Excerpts from an interface dataset>
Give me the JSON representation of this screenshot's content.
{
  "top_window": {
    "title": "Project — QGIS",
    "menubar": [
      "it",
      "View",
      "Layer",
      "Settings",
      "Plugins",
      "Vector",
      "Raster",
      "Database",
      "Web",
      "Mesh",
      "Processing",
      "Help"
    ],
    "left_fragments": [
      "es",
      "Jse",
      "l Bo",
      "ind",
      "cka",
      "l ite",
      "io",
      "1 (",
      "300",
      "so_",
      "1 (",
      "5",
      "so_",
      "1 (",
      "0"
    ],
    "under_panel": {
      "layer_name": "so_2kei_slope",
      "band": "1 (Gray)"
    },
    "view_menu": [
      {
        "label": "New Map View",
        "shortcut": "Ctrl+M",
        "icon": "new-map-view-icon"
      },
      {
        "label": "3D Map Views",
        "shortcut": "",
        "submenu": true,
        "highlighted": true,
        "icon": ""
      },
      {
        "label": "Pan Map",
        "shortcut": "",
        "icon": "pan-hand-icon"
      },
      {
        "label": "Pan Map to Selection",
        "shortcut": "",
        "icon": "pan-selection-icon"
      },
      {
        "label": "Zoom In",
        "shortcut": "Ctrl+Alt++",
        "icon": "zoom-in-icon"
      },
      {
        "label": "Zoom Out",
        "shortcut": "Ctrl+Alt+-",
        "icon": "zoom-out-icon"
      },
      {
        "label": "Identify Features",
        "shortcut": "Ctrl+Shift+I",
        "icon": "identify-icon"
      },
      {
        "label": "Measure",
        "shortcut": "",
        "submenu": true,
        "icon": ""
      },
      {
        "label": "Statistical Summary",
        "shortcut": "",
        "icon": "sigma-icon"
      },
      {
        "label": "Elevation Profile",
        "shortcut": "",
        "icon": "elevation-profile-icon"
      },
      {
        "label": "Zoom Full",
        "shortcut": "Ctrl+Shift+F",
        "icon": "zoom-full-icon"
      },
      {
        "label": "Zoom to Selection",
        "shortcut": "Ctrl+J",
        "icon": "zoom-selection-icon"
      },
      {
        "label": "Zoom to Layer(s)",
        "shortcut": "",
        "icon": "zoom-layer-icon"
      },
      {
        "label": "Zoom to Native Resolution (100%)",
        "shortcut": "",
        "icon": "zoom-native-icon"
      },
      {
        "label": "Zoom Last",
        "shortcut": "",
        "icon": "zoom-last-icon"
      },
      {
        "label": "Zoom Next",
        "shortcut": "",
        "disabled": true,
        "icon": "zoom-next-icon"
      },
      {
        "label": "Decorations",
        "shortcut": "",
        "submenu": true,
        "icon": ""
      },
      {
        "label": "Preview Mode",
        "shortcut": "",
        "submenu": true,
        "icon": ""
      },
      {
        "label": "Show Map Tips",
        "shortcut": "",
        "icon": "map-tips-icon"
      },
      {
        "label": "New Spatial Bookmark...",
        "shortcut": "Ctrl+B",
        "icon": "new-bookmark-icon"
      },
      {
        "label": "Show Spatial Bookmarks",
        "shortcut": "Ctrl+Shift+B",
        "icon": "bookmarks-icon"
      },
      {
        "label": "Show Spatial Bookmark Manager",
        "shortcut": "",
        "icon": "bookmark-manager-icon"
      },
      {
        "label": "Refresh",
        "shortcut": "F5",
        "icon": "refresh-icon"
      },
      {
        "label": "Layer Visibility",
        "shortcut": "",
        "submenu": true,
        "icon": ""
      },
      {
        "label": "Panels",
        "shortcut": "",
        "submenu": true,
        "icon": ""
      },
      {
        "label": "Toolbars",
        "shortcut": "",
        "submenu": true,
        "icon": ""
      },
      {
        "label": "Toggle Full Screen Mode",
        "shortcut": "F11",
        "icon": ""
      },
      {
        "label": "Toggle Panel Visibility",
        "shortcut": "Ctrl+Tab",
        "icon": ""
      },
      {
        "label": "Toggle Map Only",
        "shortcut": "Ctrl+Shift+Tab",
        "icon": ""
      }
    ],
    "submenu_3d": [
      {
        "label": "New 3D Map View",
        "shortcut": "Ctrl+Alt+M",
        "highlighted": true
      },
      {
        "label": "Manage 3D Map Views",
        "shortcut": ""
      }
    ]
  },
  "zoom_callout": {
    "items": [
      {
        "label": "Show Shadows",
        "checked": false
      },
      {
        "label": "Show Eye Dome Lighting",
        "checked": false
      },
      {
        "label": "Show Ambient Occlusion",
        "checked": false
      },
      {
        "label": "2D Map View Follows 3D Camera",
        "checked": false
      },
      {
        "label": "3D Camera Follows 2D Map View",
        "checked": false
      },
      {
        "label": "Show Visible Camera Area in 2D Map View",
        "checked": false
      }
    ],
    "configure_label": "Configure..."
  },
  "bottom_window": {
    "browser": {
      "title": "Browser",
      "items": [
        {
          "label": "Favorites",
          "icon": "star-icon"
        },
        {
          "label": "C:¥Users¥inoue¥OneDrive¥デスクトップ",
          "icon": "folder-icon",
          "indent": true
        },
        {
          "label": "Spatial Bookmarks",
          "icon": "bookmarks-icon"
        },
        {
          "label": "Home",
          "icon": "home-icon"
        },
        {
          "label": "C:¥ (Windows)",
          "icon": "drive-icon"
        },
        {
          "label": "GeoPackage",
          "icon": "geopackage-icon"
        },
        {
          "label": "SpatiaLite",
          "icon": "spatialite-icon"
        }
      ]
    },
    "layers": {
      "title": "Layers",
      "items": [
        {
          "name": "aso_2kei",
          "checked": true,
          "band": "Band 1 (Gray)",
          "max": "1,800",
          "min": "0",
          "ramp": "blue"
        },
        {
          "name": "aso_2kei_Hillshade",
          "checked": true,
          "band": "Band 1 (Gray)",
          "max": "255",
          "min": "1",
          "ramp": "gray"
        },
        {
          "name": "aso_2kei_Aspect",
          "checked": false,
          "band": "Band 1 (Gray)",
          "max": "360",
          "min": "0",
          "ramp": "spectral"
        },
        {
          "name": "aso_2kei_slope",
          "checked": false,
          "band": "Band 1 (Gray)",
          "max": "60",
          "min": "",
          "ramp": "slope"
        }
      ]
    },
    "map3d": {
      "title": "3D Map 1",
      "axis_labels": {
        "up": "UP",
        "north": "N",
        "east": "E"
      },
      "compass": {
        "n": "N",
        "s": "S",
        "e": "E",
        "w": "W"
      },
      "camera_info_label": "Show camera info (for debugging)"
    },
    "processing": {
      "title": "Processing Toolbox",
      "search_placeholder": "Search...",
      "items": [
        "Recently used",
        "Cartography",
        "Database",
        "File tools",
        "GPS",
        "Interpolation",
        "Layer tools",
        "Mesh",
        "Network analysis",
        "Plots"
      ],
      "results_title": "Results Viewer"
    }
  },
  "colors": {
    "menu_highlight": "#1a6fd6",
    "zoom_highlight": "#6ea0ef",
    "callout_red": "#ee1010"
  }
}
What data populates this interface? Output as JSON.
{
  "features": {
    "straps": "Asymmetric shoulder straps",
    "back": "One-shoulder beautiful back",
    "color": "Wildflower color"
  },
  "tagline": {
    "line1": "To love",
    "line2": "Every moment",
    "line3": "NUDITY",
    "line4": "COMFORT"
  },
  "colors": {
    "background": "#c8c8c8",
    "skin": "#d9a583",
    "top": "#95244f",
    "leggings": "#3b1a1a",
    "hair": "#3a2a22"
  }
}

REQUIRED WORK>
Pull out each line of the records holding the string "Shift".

RESULT FOR THIS TASK>
        "shortcut": "Ctrl+Shift+I",
        "shortcut": "Ctrl+Shift+F",
        "shortcut": "Ctrl+Shift+B",
        "shortcut": "Ctrl+Shift+Tab",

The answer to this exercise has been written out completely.